55 below. 10 11 24 chapter one under examination which are supposed to follow from the object’s being apprehended, rather than from how it is in its own right. Another aspect of the various doctrines about intentions should also be advanced at the outset. While the various intentions are truly representative of the objects known, they are so by bringing forward diverse intelligible quiddities found in the object. In other words, the various intentions representative of an object known do not exhaust its complete ontic intelligibility.

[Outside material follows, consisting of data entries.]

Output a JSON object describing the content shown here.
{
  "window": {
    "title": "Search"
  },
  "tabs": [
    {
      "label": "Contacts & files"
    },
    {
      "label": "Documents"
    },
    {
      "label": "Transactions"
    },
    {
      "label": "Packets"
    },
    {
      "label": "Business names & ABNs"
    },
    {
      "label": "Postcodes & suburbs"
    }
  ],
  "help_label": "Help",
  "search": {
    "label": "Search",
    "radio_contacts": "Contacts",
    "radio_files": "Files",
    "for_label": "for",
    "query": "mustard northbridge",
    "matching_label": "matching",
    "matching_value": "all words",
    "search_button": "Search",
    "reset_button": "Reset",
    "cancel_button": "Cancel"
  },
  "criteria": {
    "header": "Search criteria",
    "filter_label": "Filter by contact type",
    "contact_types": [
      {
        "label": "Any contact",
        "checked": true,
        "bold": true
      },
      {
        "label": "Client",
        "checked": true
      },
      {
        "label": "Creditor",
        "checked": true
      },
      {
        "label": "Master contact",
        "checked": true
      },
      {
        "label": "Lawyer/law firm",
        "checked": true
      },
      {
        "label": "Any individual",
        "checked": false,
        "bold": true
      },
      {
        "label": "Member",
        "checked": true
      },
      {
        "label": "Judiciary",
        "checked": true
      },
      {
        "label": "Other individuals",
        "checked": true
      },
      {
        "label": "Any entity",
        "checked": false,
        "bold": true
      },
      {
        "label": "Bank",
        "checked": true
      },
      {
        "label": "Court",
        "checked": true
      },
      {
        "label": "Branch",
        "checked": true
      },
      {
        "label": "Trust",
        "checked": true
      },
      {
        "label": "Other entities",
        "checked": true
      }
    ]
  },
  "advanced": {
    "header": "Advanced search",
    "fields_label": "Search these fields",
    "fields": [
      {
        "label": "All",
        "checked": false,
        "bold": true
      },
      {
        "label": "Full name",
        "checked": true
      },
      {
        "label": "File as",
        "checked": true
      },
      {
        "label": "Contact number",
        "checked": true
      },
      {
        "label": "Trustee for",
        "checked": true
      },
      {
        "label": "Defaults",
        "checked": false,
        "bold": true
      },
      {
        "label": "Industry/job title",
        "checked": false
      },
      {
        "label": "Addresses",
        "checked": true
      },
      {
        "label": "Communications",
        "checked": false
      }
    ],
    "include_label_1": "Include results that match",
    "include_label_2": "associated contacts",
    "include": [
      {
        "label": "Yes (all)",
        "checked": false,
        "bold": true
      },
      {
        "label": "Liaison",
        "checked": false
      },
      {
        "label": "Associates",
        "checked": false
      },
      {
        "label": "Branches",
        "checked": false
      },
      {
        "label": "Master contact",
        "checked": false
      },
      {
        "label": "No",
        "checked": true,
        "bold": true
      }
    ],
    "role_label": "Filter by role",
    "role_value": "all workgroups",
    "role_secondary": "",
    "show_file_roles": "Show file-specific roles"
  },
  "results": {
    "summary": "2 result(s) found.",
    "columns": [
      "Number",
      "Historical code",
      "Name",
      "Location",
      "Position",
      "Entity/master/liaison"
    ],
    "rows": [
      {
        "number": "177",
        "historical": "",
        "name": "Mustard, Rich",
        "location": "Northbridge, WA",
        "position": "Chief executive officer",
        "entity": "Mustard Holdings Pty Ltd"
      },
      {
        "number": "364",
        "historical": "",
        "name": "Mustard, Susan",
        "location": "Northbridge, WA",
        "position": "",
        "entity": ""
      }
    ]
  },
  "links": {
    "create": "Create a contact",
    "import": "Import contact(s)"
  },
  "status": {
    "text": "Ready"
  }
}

Post-Medieval perspectives. 17 An object’s ‘intentional’ being, which is opposed to its extramental existence, and is baptized ‘intentional inexistence’, is taken as a suﬃcient mode of being for acting as an object of immanent acts, such as seeing, hearing, thinking etc. e. as the objective content of perception. Later on, in his Psychologie vom empirischen Standpunkt (1874), Brentano went so far as to ascribe to Aristotle’s doctrine of the senses receiving form without matter a certain awareness of intensional inexistence on Aristotle’s part.
Al. Pasnau (1997), 11 f. See also our chapter 9. An extensive discussion of this theme is found in Perler (2002), 31–105. Cf. Copleston (1976), 156–198. Meyer engagingly discusses (1938, 207–258; 393–463) Aquinas’s theory of cognition in the general context of his anthropology. See also Owens (1991), and Pasnau (1997), 11–19; 105–116; 126–146; 195–219. Pasnau discusses (1997, 256–271) the linguistic nature of Aquinas’s thought. In her successive studies of the matter, Eleonore Stump (1991; 1997; 1998; 1999a;1999b; 2003) lucidly explains the ins and outs of Aquinas’s doctrine of sensorial and intellective cognition.